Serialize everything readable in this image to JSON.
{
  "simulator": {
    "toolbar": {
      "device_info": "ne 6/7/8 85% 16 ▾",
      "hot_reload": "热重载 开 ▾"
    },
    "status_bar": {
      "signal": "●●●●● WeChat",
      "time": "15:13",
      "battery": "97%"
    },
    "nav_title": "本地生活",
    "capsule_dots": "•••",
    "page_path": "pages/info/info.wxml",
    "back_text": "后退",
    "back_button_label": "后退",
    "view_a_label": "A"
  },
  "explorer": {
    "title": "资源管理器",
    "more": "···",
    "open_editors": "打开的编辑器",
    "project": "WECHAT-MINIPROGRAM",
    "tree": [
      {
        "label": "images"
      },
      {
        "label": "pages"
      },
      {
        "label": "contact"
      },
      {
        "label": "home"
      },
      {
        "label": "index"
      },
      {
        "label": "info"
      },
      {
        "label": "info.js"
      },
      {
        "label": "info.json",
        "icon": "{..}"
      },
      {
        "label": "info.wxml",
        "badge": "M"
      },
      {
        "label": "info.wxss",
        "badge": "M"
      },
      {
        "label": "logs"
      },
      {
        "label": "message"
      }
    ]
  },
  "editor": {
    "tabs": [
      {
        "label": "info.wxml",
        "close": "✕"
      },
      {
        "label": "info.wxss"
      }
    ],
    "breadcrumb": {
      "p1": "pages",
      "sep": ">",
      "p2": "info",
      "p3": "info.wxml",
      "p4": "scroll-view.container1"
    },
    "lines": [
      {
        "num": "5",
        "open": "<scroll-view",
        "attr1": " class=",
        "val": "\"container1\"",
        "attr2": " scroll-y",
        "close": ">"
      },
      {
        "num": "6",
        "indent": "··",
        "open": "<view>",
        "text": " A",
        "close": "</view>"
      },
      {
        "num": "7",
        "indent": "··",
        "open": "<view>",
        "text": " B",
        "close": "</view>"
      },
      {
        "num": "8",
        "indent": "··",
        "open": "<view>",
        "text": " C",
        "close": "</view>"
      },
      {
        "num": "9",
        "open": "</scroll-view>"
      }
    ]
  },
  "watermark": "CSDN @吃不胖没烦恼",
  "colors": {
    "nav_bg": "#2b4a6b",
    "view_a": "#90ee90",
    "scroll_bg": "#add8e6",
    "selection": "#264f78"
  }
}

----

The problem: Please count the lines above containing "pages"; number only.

Problem solution: 3